    "That's the hardest part," Lin said. "How do you pick the patient that you think their disease is not going to progress quickly enough that they get too sick to get the treatment and are still healthy enough in the next few months to get to the CAR-T dosing? How do you decide?"

    According to Chen, there are currently no national guidelines to assist clinicians in choosing which patients should get the treatment, meaning many must try "to balance between advocating for their sickest patients and those who might be most likely to benefit" on their own.

    After patients are selected for CAR-T cell therapy, they must also wait out the "vein-to-vein time" between T cell collection and infusion, Chen writes. In a best-case scenario, the process will take roughly three weeks to complete, from patient evaluation to manufacturing to infusion.

    However, many myeloma clinicians say the average vein-to-vein time for CAR-T cells is usually around five to eight weeks due to manufacturing delays and other potential problems. In addition, "[i]f something happens to the patient while their CAR-T cells are being made, that slot's used up — and the cells may be wasted," Chen writes.

    "Within days, after collection, the patient got really weak, tired, didn't look right. The disease just took off. We did everything to keep this patient's disease under control — and he died before he could get the CAR-T," Lin said, recounting an experience with one of her myeloma patients. "That one hit us really hard. We didn't think he would progress that rapidly. It felt like we failed that patient, and maybe that slot would have helped another. It's heartbreaking."

    How companies are trying to improve the CAR-T cell process

    According to companies that produce CAR-T cell products, including Novartis, Bristol Myers Squibb, and Janssen, the industry is rapidly increasing its capacity to manufacture CAR-T cells and working to shorten patients' vein-to-vein time.

    Currently, many facilities manufacture CAR-T cell products by hand, but companies are planning to automate some steps and test new technologies to help expedite the process. In addition, some companies have built digital platforms for their CAR-T cell processes, and they are being integrated into both new and existing facilities.

    According to Kwok Pang, an executive at the cell and gene therapy company Autolomous, digital systems will reduce the risk of errors. In addition, being able to share records electronically across all stakeholders, including hospitals, shippers, and drugmakers, could potentially make the manufacturing process 40% faster.

    Although Patel said she is not sure when the current CAR-T cell shortage will end, she is optimistic that new technologies will help shorten the time patients are left waiting for the treatment.

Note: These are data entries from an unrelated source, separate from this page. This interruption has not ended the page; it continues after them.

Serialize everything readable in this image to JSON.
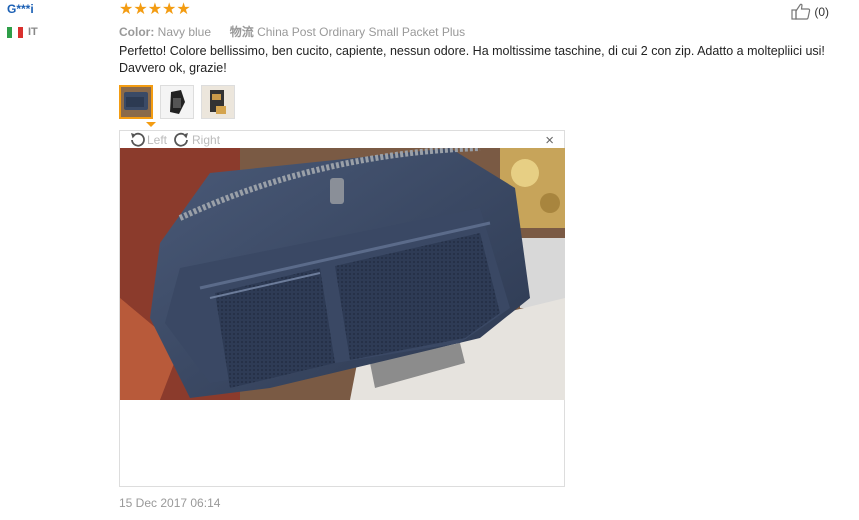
{
  "user": {
    "name": "G***i",
    "country_code": "IT"
  },
  "rating": {
    "stars": "★★★★★",
    "value": 5
  },
  "helpful": {
    "count": "(0)"
  },
  "meta": {
    "color_key": "Color:",
    "color_value": "Navy blue",
    "shipping_key": "物流",
    "shipping_value": "China Post Ordinary Small Packet Plus"
  },
  "review": {
    "text": "Perfetto! Colore bellissimo, ben cucito, capiente, nessun odore. Ha moltissime taschine, di cui 2 con zip. Adatto a moltepliici usi! Davvero ok, grazie!",
    "date": "15 Dec 2017 06:14"
  },
  "viewer": {
    "left_label": "Left",
    "right_label": "Right",
    "close_label": "×"
  },
  "colors": {
    "star": "#f39c12",
    "username": "#1a5fb4",
    "bag": "#3a4a66"
  }
}
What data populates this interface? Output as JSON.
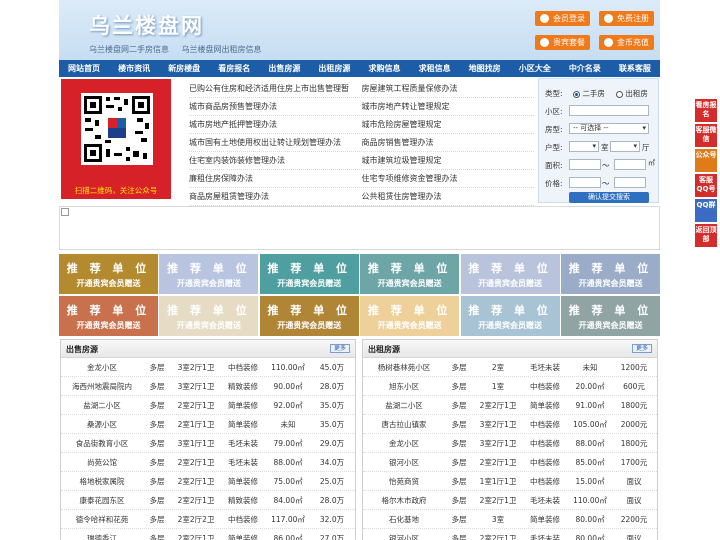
{
  "header": {
    "logo": "乌兰楼盘网",
    "subtitle_1": "乌兰楼盘网二手房信息",
    "subtitle_2": "乌兰楼盘网出租房信息",
    "buttons": [
      "会员登录",
      "免费注册",
      "贵宾套餐",
      "金币充值"
    ]
  },
  "nav": [
    "网站首页",
    "楼市资讯",
    "新房楼盘",
    "看房报名",
    "出售房源",
    "出租房源",
    "求购信息",
    "求租信息",
    "地图找房",
    "小区大全",
    "中介名录",
    "联系客服"
  ],
  "qr_caption": "扫描二维码，关注公众号",
  "news": [
    [
      "已购公有住房和经济适用住房上市出售管理暂",
      "房屋建筑工程质量保修办法"
    ],
    [
      "城市商品房预售管理办法",
      "城市房地产转让管理规定"
    ],
    [
      "城市房地产抵押管理办法",
      "城市危险房屋管理规定"
    ],
    [
      "城市国有土地使用权出让转让规划管理办法",
      "商品房销售管理办法"
    ],
    [
      "住宅室内装饰装修管理办法",
      "城市建筑垃圾管理规定"
    ],
    [
      "廉租住房保障办法",
      "住宅专项维修资金管理办法"
    ],
    [
      "商品房屋租赁管理办法",
      "公共租赁住房管理办法"
    ]
  ],
  "search": {
    "type_label": "类型:",
    "opt1": "二手房",
    "opt2": "出租房",
    "community_label": "小区:",
    "housetype_label": "房型:",
    "select_placeholder": "-- 可选择 --",
    "layout_label": "户型:",
    "unit_room": "室",
    "unit_hall": "厅",
    "area_label": "面积:",
    "price_label": "价格:",
    "tilde": "～",
    "submit": "确认提交搜索"
  },
  "ads": {
    "title": "推 荐 单 位",
    "sub": "开通贵宾会员赠送",
    "colors": [
      "#b48a2f",
      "#b8c4e0",
      "#4f9fa0",
      "#6ea6a8",
      "#b9c4dc",
      "#9aacc8",
      "#c9704d",
      "#e6dcc5",
      "#b08536",
      "#eed19a",
      "#a8c4d4",
      "#90a4a4"
    ]
  },
  "sale": {
    "title": "出售房源",
    "more": "更多",
    "rows": [
      [
        "金龙小区",
        "多层",
        "3室2厅1卫",
        "中档装修",
        "110.00㎡",
        "45.0万"
      ],
      [
        "海西州地震局院内",
        "多层",
        "3室2厅1卫",
        "精致装修",
        "90.00㎡",
        "28.0万"
      ],
      [
        "盐湖二小区",
        "多层",
        "2室2厅1卫",
        "简单装修",
        "92.00㎡",
        "35.0万"
      ],
      [
        "桑源小区",
        "多层",
        "2室1厅1卫",
        "简单装修",
        "未知",
        "35.0万"
      ],
      [
        "食品街教育小区",
        "多层",
        "3室1厅1卫",
        "毛坯未装",
        "79.00㎡",
        "29.0万"
      ],
      [
        "尚苑公馆",
        "多层",
        "2室2厅1卫",
        "毛坯未装",
        "88.00㎡",
        "34.0万"
      ],
      [
        "格地税家属院",
        "多层",
        "2室2厅1卫",
        "简单装修",
        "75.00㎡",
        "25.0万"
      ],
      [
        "康泰花园东区",
        "多层",
        "2室2厅1卫",
        "精致装修",
        "84.00㎡",
        "28.0万"
      ],
      [
        "德令哈祥和花苑",
        "多层",
        "2室2厅2卫",
        "中档装修",
        "117.00㎡",
        "32.0万"
      ],
      [
        "瑞德香江",
        "多层",
        "2室2厅1卫",
        "简单装修",
        "86.00㎡",
        "27.0万"
      ]
    ]
  },
  "rent": {
    "title": "出租房源",
    "more": "更多",
    "rows": [
      [
        "杨树巷林苑小区",
        "多层",
        "2室",
        "毛坯未装",
        "未知",
        "1200元"
      ],
      [
        "旭东小区",
        "多层",
        "1室",
        "中档装修",
        "20.00㎡",
        "600元"
      ],
      [
        "盐湖二小区",
        "多层",
        "2室2厅1卫",
        "简单装修",
        "91.00㎡",
        "1800元"
      ],
      [
        "唐古拉山镇家",
        "多层",
        "3室2厅1卫",
        "中档装修",
        "105.00㎡",
        "2000元"
      ],
      [
        "金龙小区",
        "多层",
        "3室2厅1卫",
        "中档装修",
        "88.00㎡",
        "1800元"
      ],
      [
        "银河小区",
        "多层",
        "2室2厅1卫",
        "中档装修",
        "85.00㎡",
        "1700元"
      ],
      [
        "怡苑商贸",
        "多层",
        "1室1厅1卫",
        "中档装修",
        "15.00㎡",
        "面议"
      ],
      [
        "格尔木市政府",
        "多层",
        "2室2厅1卫",
        "毛坯未装",
        "110.00㎡",
        "面议"
      ],
      [
        "石化基地",
        "多层",
        "3室",
        "简单装修",
        "80.00㎡",
        "2200元"
      ],
      [
        "银河小区",
        "多层",
        "2室2厅1卫",
        "毛坯未装",
        "80.00㎡",
        "面议"
      ]
    ]
  },
  "side": [
    "看房报名",
    "客服微信",
    "公众号",
    "客服QQ号",
    "QQ群",
    "返回顶部"
  ],
  "side_colors": [
    "#d42b2b",
    "#d42b2b",
    "#e07b1a",
    "#d42b2b",
    "#3b6bc2",
    "#d42b2b"
  ]
}
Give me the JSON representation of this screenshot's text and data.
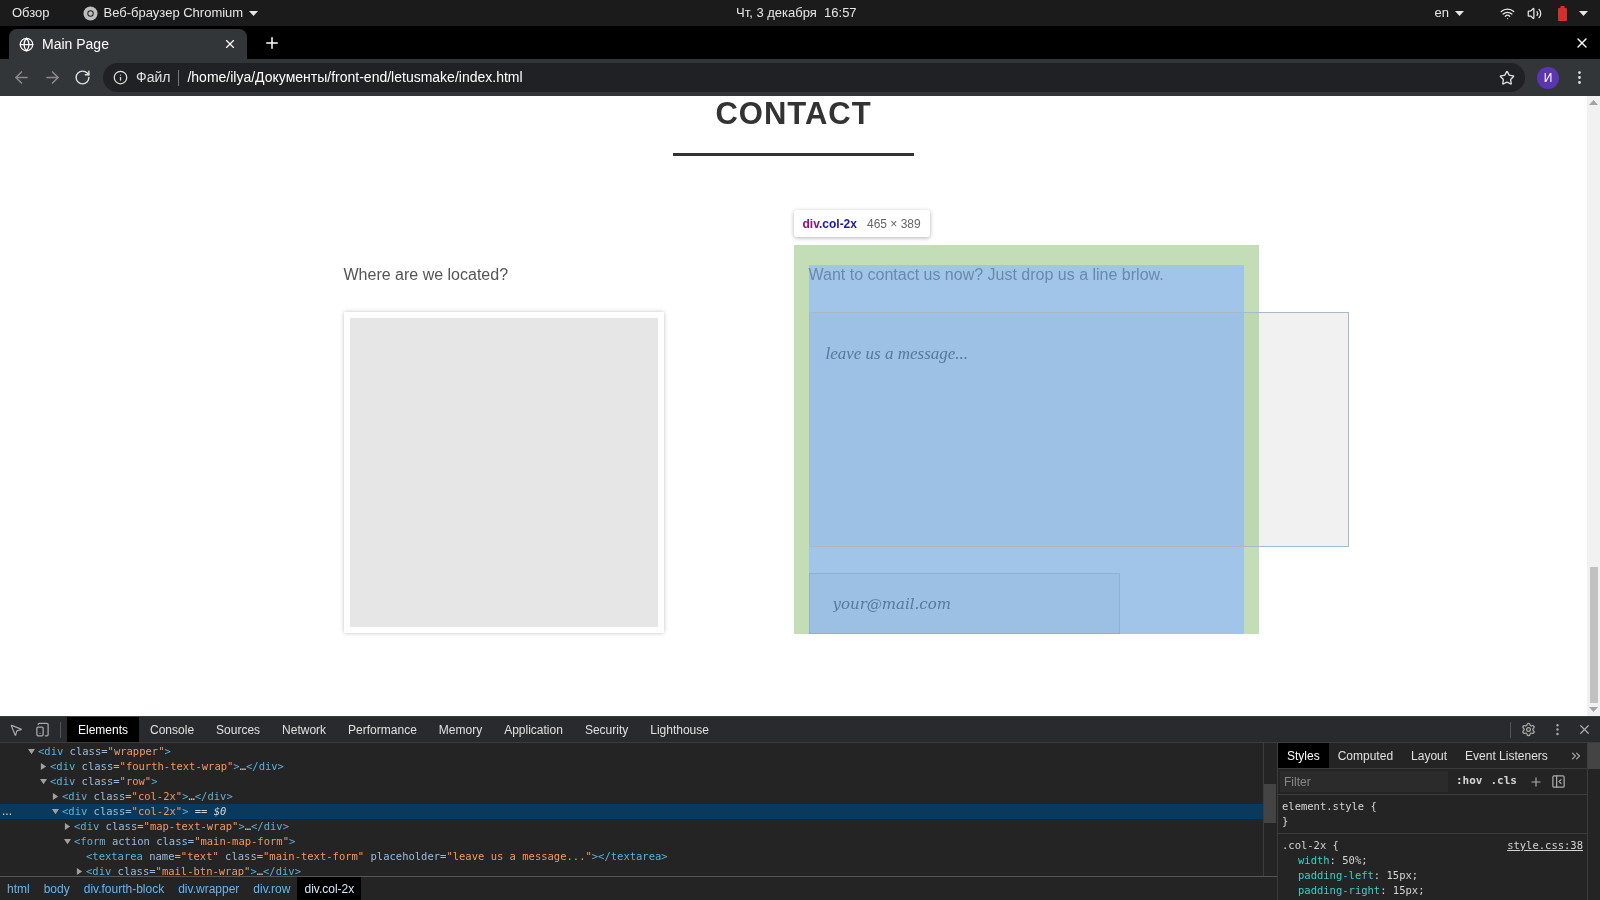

    "How do we get enough slots for everyone if we can't do it now?" she said. "There's hope that people can manufacture CAR-T in two days — making it easier, faster, so you're not waiting around for bad things to happen. The field is moving towards efficiency." (Chen, STAT News, 6/2)

    Have a Question?


    Ask our experts a question on any topic in health care by visiting our member portal, AskAdvisory.